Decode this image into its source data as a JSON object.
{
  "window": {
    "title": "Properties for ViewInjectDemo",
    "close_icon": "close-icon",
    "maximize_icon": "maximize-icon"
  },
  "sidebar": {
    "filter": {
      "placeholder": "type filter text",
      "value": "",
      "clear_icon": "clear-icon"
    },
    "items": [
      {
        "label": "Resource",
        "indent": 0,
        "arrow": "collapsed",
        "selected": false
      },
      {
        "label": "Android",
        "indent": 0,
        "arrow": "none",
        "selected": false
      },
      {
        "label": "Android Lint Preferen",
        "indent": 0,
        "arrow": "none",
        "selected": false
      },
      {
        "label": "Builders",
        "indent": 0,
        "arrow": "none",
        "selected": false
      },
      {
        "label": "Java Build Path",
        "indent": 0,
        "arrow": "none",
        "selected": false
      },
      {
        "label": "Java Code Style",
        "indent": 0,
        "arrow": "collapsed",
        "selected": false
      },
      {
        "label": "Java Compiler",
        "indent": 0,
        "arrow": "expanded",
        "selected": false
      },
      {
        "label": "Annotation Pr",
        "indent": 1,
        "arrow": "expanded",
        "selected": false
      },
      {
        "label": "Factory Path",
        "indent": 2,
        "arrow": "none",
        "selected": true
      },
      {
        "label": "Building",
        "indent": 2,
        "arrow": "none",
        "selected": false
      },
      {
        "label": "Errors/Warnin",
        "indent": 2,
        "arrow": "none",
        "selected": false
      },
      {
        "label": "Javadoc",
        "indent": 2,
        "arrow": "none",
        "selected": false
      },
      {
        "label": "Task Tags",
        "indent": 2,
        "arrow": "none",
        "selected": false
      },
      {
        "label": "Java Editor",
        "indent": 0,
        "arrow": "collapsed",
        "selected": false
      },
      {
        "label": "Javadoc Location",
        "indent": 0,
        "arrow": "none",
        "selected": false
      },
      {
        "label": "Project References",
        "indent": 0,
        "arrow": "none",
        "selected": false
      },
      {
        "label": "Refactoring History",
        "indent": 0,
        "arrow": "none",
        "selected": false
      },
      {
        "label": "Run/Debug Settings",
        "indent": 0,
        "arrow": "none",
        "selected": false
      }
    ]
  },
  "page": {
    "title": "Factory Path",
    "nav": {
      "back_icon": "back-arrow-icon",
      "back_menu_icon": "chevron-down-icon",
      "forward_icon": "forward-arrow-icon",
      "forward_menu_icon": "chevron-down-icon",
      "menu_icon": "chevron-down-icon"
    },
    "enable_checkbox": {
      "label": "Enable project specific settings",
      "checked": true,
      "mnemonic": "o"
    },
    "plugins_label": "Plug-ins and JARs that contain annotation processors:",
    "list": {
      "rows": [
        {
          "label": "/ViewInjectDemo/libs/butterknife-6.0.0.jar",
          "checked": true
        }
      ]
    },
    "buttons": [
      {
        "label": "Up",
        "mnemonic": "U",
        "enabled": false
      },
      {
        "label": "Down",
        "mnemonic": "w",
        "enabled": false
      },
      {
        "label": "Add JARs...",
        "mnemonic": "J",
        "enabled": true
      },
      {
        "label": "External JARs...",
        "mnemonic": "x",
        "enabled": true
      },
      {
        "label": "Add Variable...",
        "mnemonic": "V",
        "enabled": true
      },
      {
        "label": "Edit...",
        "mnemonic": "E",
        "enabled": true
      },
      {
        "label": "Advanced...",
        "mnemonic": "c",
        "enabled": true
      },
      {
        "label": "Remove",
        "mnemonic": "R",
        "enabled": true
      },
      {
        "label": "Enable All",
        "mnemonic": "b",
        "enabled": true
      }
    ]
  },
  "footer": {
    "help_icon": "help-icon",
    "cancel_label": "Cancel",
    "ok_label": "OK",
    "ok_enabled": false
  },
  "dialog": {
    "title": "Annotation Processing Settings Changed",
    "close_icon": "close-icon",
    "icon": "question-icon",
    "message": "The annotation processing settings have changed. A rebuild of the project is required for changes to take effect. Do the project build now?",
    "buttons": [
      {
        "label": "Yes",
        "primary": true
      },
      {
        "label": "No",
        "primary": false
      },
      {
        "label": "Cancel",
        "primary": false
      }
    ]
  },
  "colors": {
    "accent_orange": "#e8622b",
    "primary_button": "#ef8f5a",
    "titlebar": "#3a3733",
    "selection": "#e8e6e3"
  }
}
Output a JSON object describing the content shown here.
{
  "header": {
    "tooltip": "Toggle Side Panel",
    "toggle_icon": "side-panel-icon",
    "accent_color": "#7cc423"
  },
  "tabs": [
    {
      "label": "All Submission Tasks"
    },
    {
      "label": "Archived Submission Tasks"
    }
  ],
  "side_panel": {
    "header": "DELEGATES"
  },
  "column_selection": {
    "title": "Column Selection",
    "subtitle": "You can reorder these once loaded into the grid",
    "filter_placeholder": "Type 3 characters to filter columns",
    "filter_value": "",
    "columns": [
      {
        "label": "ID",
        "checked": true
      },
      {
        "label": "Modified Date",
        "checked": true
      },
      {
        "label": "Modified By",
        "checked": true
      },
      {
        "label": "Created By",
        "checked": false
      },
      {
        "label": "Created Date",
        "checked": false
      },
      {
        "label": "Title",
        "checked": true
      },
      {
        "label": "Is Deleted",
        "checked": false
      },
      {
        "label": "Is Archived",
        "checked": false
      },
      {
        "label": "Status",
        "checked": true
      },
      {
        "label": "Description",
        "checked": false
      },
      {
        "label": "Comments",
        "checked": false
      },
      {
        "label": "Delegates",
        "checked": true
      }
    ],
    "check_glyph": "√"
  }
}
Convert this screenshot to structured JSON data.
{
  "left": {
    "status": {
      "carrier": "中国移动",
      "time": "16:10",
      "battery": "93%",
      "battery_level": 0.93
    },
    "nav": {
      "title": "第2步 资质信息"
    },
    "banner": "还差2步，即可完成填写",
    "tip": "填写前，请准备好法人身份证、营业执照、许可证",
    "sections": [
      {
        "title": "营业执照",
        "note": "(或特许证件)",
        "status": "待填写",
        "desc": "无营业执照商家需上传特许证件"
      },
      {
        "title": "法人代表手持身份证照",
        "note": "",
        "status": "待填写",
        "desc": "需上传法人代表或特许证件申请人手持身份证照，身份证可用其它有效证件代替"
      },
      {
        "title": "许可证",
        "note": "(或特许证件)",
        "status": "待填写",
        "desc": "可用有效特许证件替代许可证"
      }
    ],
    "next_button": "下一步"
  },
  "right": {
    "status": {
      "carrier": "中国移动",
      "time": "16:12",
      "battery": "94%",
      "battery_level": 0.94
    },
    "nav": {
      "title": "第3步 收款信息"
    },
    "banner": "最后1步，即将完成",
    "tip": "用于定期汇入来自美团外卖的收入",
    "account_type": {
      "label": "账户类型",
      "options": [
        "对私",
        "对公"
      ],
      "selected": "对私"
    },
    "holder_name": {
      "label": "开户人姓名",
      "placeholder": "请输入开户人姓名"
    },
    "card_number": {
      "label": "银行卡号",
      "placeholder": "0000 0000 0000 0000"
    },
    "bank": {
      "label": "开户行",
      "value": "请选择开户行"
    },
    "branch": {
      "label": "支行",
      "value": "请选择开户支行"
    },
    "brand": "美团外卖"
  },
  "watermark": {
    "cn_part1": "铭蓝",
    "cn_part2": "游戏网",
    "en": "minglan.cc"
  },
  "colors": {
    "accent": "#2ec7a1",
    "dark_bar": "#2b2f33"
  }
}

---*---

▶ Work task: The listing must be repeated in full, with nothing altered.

▶ Reply:
Decode this image into its source data as a JSON object.
{
  "window": {
    "title": "Properties for ViewInjectDemo",
    "close_icon": "close-icon",
    "maximize_icon": "maximize-icon"
  },
  "sidebar": {
    "filter": {
      "placeholder": "type filter text",
      "value": "",
      "clear_icon": "clear-icon"
    },
    "items": [
      {
        "label": "Resource",
        "indent": 0,
        "arrow": "collapsed",
        "selected": false
      },
      {
        "label": "Android",
        "indent": 0,
        "arrow": "none",
        "selected": false
      },
      {
        "label": "Android Lint Preferen",
        "indent": 0,
        "arrow": "none",
        "selected": false
      },
      {
        "label": "Builders",
        "indent": 0,
        "arrow": "none",
        "selected": false
      },
      {
        "label": "Java Build Path",
        "indent": 0,
        "arrow": "none",
        "selected": false
      },
      {
        "label": "Java Code Style",
        "indent": 0,
        "arrow": "collapsed",
        "selected": false
      },
      {
        "label": "Java Compiler",
        "indent": 0,
        "arrow": "expanded",
        "selected": false
      },
      {
        "label": "Annotation Pr",
        "indent": 1,
        "arrow": "expanded",
        "selected": false
      },
      {
        "label": "Factory Path",
        "indent": 2,
        "arrow": "none",
        "selected": true
      },
      {
        "label": "Building",
        "indent": 2,
        "arrow": "none",
        "selected": false
      },
      {
        "label": "Errors/Warnin",
        "indent": 2,
        "arrow": "none",
        "selected": false
      },
      {
        "label": "Javadoc",
        "indent": 2,
        "arrow": "none",
        "selected": false
      },
      {
        "label": "Task Tags",
        "indent": 2,
        "arrow": "none",
        "selected": false
      },
      {
        "label": "Java Editor",
        "indent": 0,
        "arrow": "collapsed",
        "selected": false
      },
      {
        "label": "Javadoc Location",
        "indent": 0,
        "arrow": "none",
        "selected": false
      },
      {
        "label": "Project References",
        "indent": 0,
        "arrow": "none",
        "selected": false
      },
      {
        "label": "Refactoring History",
        "indent": 0,
        "arrow": "none",
        "selected": false
      },
      {
        "label": "Run/Debug Settings",
        "indent": 0,
        "arrow": "none",
        "selected": false
      }
    ]
  },
  "page": {
    "title": "Factory Path",
    "nav": {
      "back_icon": "back-arrow-icon",
      "back_menu_icon": "chevron-down-icon",
      "forward_icon": "forward-arrow-icon",
      "forward_menu_icon": "chevron-down-icon",
      "menu_icon": "chevron-down-icon"
    },
    "enable_checkbox": {
      "label": "Enable project specific settings",
      "checked": true,
      "mnemonic": "o"
    },
    "plugins_label": "Plug-ins and JARs that contain annotation processors:",
    "list": {
      "rows": [
        {
          "label": "/ViewInjectDemo/libs/butterknife-6.0.0.jar",
          "checked": true
        }
      ]
    },
    "buttons": [
      {
        "label": "Up",
        "mnemonic": "U",
        "enabled": false
      },
      {
        "label": "Down",
        "mnemonic": "w",
        "enabled": false
      },
      {
        "label": "Add JARs...",
        "mnemonic": "J",
        "enabled": true
      },
      {
        "label": "External JARs...",
        "mnemonic": "x",
        "enabled": true
      },
      {
        "label": "Add Variable...",
        "mnemonic": "V",
        "enabled": true
      },
      {
        "label": "Edit...",
        "mnemonic": "E",
        "enabled": true
      },
      {
        "label": "Advanced...",
        "mnemonic": "c",
        "enabled": true
      },
      {
        "label": "Remove",
        "mnemonic": "R",
        "enabled": true
      },
      {
        "label": "Enable All",
        "mnemonic": "b",
        "enabled": true
      }
    ]
  },
  "footer": {
    "help_icon": "help-icon",
    "cancel_label": "Cancel",
    "ok_label": "OK",
    "ok_enabled": false
  },
  "dialog": {
    "title": "Annotation Processing Settings Changed",
    "close_icon": "close-icon",
    "icon": "question-icon",
    "message": "The annotation processing settings have changed. A rebuild of the project is required for changes to take effect. Do the project build now?",
    "buttons": [
      {
        "label": "Yes",
        "primary": true
      },
      {
        "label": "No",
        "primary": false
      },
      {
        "label": "Cancel",
        "primary": false
      }
    ]
  },
  "colors": {
    "accent_orange": "#e8622b",
    "primary_button": "#ef8f5a",
    "titlebar": "#3a3733",
    "selection": "#e8e6e3"
  }
}
Output a JSON object describing the content shown here.
{
  "header": {
    "tooltip": "Toggle Side Panel",
    "toggle_icon": "side-panel-icon",
    "accent_color": "#7cc423"
  },
  "tabs": [
    {
      "label": "All Submission Tasks"
    },
    {
      "label": "Archived Submission Tasks"
    }
  ],
  "side_panel": {
    "header": "DELEGATES"
  },
  "column_selection": {
    "title": "Column Selection",
    "subtitle": "You can reorder these once loaded into the grid",
    "filter_placeholder": "Type 3 characters to filter columns",
    "filter_value": "",
    "columns": [
      {
        "label": "ID",
        "checked": true
      },
      {
        "label": "Modified Date",
        "checked": true
      },
      {
        "label": "Modified By",
        "checked": true
      },
      {
        "label": "Created By",
        "checked": false
      },
      {
        "label": "Created Date",
        "checked": false
      },
      {
        "label": "Title",
        "checked": true
      },
      {
        "label": "Is Deleted",
        "checked": false
      },
      {
        "label": "Is Archived",
        "checked": false
      },
      {
        "label": "Status",
        "checked": true
      },
      {
        "label": "Description",
        "checked": false
      },
      {
        "label": "Comments",
        "checked": false
      },
      {
        "label": "Delegates",
        "checked": true
      }
    ],
    "check_glyph": "√"
  }
}
Convert this screenshot to structured JSON data.
{
  "left": {
    "status": {
      "carrier": "中国移动",
      "time": "16:10",
      "battery": "93%",
      "battery_level": 0.93
    },
    "nav": {
      "title": "第2步 资质信息"
    },
    "banner": "还差2步，即可完成填写",
    "tip": "填写前，请准备好法人身份证、营业执照、许可证",
    "sections": [
      {
        "title": "营业执照",
        "note": "(或特许证件)",
        "status": "待填写",
        "desc": "无营业执照商家需上传特许证件"
      },
      {
        "title": "法人代表手持身份证照",
        "note": "",
        "status": "待填写",
        "desc": "需上传法人代表或特许证件申请人手持身份证照，身份证可用其它有效证件代替"
      },
      {
        "title": "许可证",
        "note": "(或特许证件)",
        "status": "待填写",
        "desc": "可用有效特许证件替代许可证"
      }
    ],
    "next_button": "下一步"
  },
  "right": {
    "status": {
      "carrier": "中国移动",
      "time": "16:12",
      "battery": "94%",
      "battery_level": 0.94
    },
    "nav": {
      "title": "第3步 收款信息"
    },
    "banner": "最后1步，即将完成",
    "tip": "用于定期汇入来自美团外卖的收入",
    "account_type": {
      "label": "账户类型",
      "options": [
        "对私",
        "对公"
      ],
      "selected": "对私"
    },
    "holder_name": {
      "label": "开户人姓名",
      "placeholder": "请输入开户人姓名"
    },
    "card_number": {
      "label": "银行卡号",
      "placeholder": "0000 0000 0000 0000"
    },
    "bank": {
      "label": "开户行",
      "value": "请选择开户行"
    },
    "branch": {
      "label": "支行",
      "value": "请选择开户支行"
    },
    "brand": "美团外卖"
  },
  "watermark": {
    "cn_part1": "铭蓝",
    "cn_part2": "游戏网",
    "en": "minglan.cc"
  },
  "colors": {
    "accent": "#2ec7a1",
    "dark_bar": "#2b2f33"
  }
}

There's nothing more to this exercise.